» RECORDS FOR THE TASK
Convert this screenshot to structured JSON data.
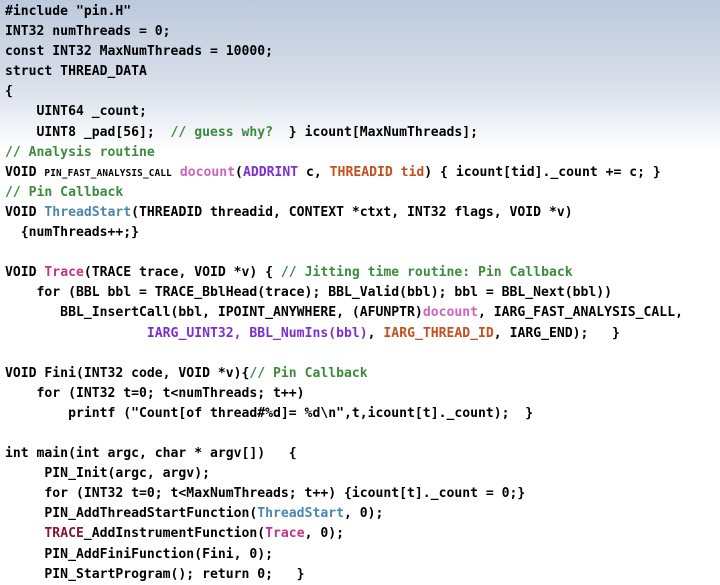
{
  "slide": {
    "title": "Pin Tool Source Code Slide",
    "background_top_color": "#bcc9dc",
    "background_bottom_color": "#ffffff"
  },
  "theme": {
    "text_color": "#000000",
    "comment_color": "#3d8b3d",
    "function_pink": "#c0338a",
    "function_magenta": "#cc66bb",
    "keyword_purple": "#7b2fd0",
    "keyword_orange": "#c4501e",
    "function_blue": "#4a87ad",
    "trace_dark_red": "#8b1538"
  },
  "code": {
    "language": "cpp",
    "lines": [
      {
        "id": "l1",
        "segments": [
          {
            "text": "#include \"pin.H\"",
            "style": "plain"
          }
        ]
      },
      {
        "id": "l2",
        "segments": [
          {
            "text": "INT32 numThreads = 0;",
            "style": "plain"
          }
        ]
      },
      {
        "id": "l3",
        "segments": [
          {
            "text": "const INT32 MaxNumThreads = 10000;",
            "style": "plain"
          }
        ]
      },
      {
        "id": "l4",
        "segments": [
          {
            "text": "struct THREAD_DATA",
            "style": "plain"
          }
        ]
      },
      {
        "id": "l5",
        "segments": [
          {
            "text": "{",
            "style": "plain"
          }
        ]
      },
      {
        "id": "l6",
        "segments": [
          {
            "text": "    UINT64 _count;",
            "style": "plain"
          }
        ]
      },
      {
        "id": "l7",
        "segments": [
          {
            "text": "    UINT8 _pad[56];  ",
            "style": "plain"
          },
          {
            "text": "// guess why?",
            "style": "comment"
          },
          {
            "text": "  } icount[MaxNumThreads];",
            "style": "plain"
          }
        ]
      },
      {
        "id": "l8",
        "segments": [
          {
            "text": "// Analysis routine",
            "style": "comment"
          }
        ]
      },
      {
        "id": "l9",
        "segments": [
          {
            "text": "VOID ",
            "style": "plain"
          },
          {
            "text": "PIN_FAST_ANALYSIS_CALL",
            "style": "small"
          },
          {
            "text": " ",
            "style": "plain"
          },
          {
            "text": "docount",
            "style": "function_magenta"
          },
          {
            "text": "(",
            "style": "plain"
          },
          {
            "text": "ADDRINT",
            "style": "keyword_purple"
          },
          {
            "text": " c, ",
            "style": "plain"
          },
          {
            "text": "THREADID tid",
            "style": "keyword_orange"
          },
          {
            "text": ") { icount[tid]._count += c; }",
            "style": "plain"
          }
        ]
      },
      {
        "id": "l10",
        "segments": [
          {
            "text": "// Pin Callback",
            "style": "comment"
          }
        ]
      },
      {
        "id": "l11",
        "segments": [
          {
            "text": "VOID ",
            "style": "plain"
          },
          {
            "text": "ThreadStart",
            "style": "function_blue"
          },
          {
            "text": "(THREADID threadid, CONTEXT *ctxt, INT32 flags, VOID *v)",
            "style": "plain"
          }
        ]
      },
      {
        "id": "l12",
        "segments": [
          {
            "text": "  {numThreads++;}",
            "style": "plain"
          }
        ]
      },
      {
        "id": "l13",
        "blank": true,
        "segments": []
      },
      {
        "id": "l14",
        "segments": [
          {
            "text": "VOID ",
            "style": "plain"
          },
          {
            "text": "Trace",
            "style": "function_pink"
          },
          {
            "text": "(TRACE trace, VOID *v) { ",
            "style": "plain"
          },
          {
            "text": "// Jitting time routine: Pin Callback",
            "style": "comment"
          }
        ]
      },
      {
        "id": "l15",
        "segments": [
          {
            "text": "    for (BBL bbl = TRACE_BblHead(trace); BBL_Valid(bbl); bbl = BBL_Next(bbl))",
            "style": "plain"
          }
        ]
      },
      {
        "id": "l16",
        "segments": [
          {
            "text": "       BBL_InsertCall(bbl, IPOINT_ANYWHERE, (AFUNPTR)",
            "style": "plain"
          },
          {
            "text": "docount",
            "style": "function_magenta"
          },
          {
            "text": ", IARG_FAST_ANALYSIS_CALL,",
            "style": "plain"
          }
        ]
      },
      {
        "id": "l17",
        "segments": [
          {
            "text": "                  ",
            "style": "plain"
          },
          {
            "text": "IARG_UINT32, BBL_NumIns(bbl)",
            "style": "keyword_purple"
          },
          {
            "text": ", ",
            "style": "plain"
          },
          {
            "text": "IARG_THREAD_ID",
            "style": "keyword_orange"
          },
          {
            "text": ", IARG_END);   }",
            "style": "plain"
          }
        ]
      },
      {
        "id": "l18",
        "blank": true,
        "segments": []
      },
      {
        "id": "l19",
        "segments": [
          {
            "text": "VOID Fini(INT32 code, VOID *v){",
            "style": "plain"
          },
          {
            "text": "// Pin Callback",
            "style": "comment"
          }
        ]
      },
      {
        "id": "l20",
        "segments": [
          {
            "text": "    for (INT32 t=0; t<numThreads; t++)",
            "style": "plain"
          }
        ]
      },
      {
        "id": "l21",
        "segments": [
          {
            "text": "        printf (\"Count[of thread#%d]= %d\\n\",t,icount[t]._count);  }",
            "style": "plain"
          }
        ]
      },
      {
        "id": "l22",
        "blank": true,
        "segments": []
      },
      {
        "id": "l23",
        "segments": [
          {
            "text": "int main(int argc, char * argv[])   {",
            "style": "plain"
          }
        ]
      },
      {
        "id": "l24",
        "segments": [
          {
            "text": "     PIN_Init(argc, argv);",
            "style": "plain"
          }
        ]
      },
      {
        "id": "l25",
        "segments": [
          {
            "text": "     for (INT32 t=0; t<MaxNumThreads; t++) {icount[t]._count = 0;}",
            "style": "plain"
          }
        ]
      },
      {
        "id": "l26",
        "segments": [
          {
            "text": "     PIN_AddThreadStartFunction(",
            "style": "plain"
          },
          {
            "text": "ThreadStart",
            "style": "function_blue"
          },
          {
            "text": ", 0);",
            "style": "plain"
          }
        ]
      },
      {
        "id": "l27",
        "segments": [
          {
            "text": "     ",
            "style": "plain"
          },
          {
            "text": "TRACE",
            "style": "trace_dark_red"
          },
          {
            "text": "_AddInstrumentFunction(",
            "style": "plain"
          },
          {
            "text": "Trace",
            "style": "function_pink"
          },
          {
            "text": ", 0);",
            "style": "plain"
          }
        ]
      },
      {
        "id": "l28",
        "segments": [
          {
            "text": "     PIN_AddFiniFunction(Fini, 0);",
            "style": "plain"
          }
        ]
      },
      {
        "id": "l29",
        "segments": [
          {
            "text": "     PIN_StartProgram(); return 0;   }",
            "style": "plain"
          }
        ]
      }
    ]
  }
}
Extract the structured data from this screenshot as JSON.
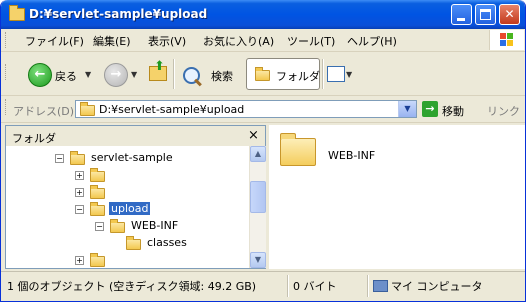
{
  "window": {
    "title": "D:¥servlet-sample¥upload"
  },
  "menu": {
    "items": [
      "ファイル(F)",
      "編集(E)",
      "表示(V)",
      "お気に入り(A)",
      "ツール(T)",
      "ヘルプ(H)"
    ]
  },
  "toolbar": {
    "back_label": "戻る",
    "search_label": "検索",
    "folders_label": "フォルダ"
  },
  "address": {
    "label": "アドレス(D)",
    "value": "D:¥servlet-sample¥upload",
    "go_label": "移動",
    "links_label": "リンク"
  },
  "folder_pane": {
    "title": "フォルダ",
    "close_glyph": "×",
    "tree": [
      {
        "label": "servlet-sample",
        "expander": "−",
        "selected": false
      },
      {
        "label": "",
        "expander": "+",
        "selected": false
      },
      {
        "label": "",
        "expander": "+",
        "selected": false
      },
      {
        "label": "upload",
        "expander": "−",
        "selected": true
      },
      {
        "label": "WEB-INF",
        "expander": "−",
        "selected": false
      },
      {
        "label": "classes",
        "expander": "",
        "selected": false
      },
      {
        "label": "",
        "expander": "+",
        "selected": false
      }
    ]
  },
  "content": {
    "items": [
      {
        "name": "WEB-INF",
        "icon": "folder-icon"
      }
    ]
  },
  "status": {
    "objects": "1 個のオブジェクト (空きディスク領域: 49.2 GB)",
    "size": "0 バイト",
    "location": "マイ コンピュータ"
  }
}
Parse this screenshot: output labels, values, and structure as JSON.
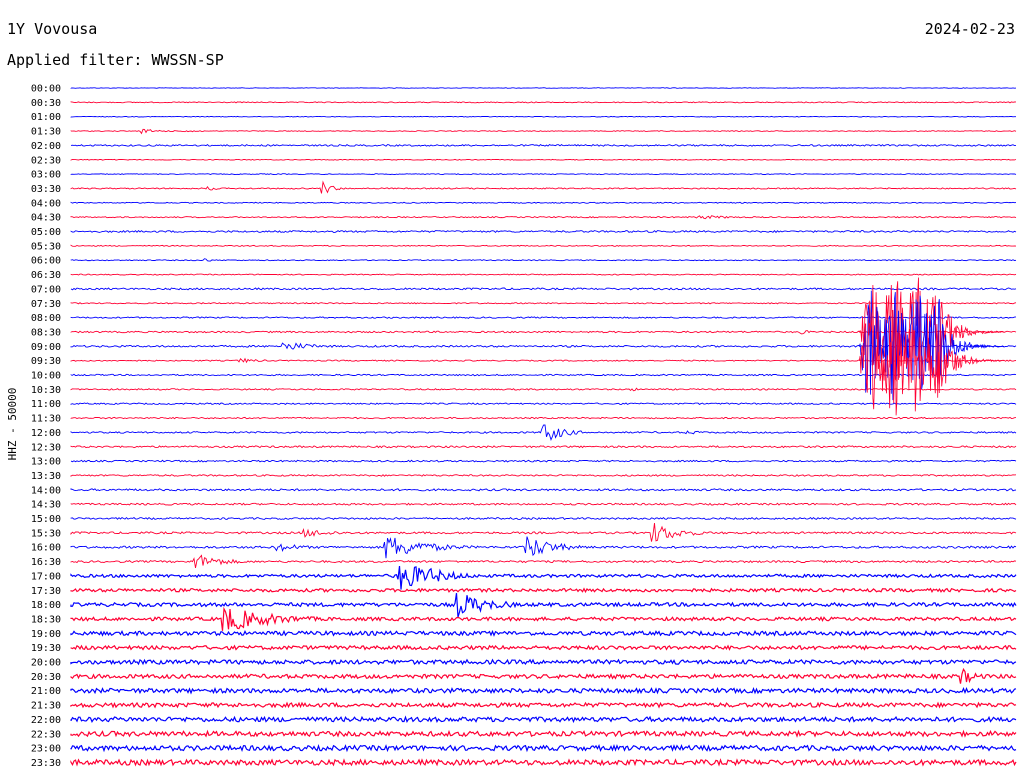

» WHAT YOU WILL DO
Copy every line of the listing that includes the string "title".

» ANSWER TO THIS EXERCISE
    "title": "Pin Tool Source Code Slide",
    "title": "D:¥servlet-sample¥upload"
    "title": "フォルダ",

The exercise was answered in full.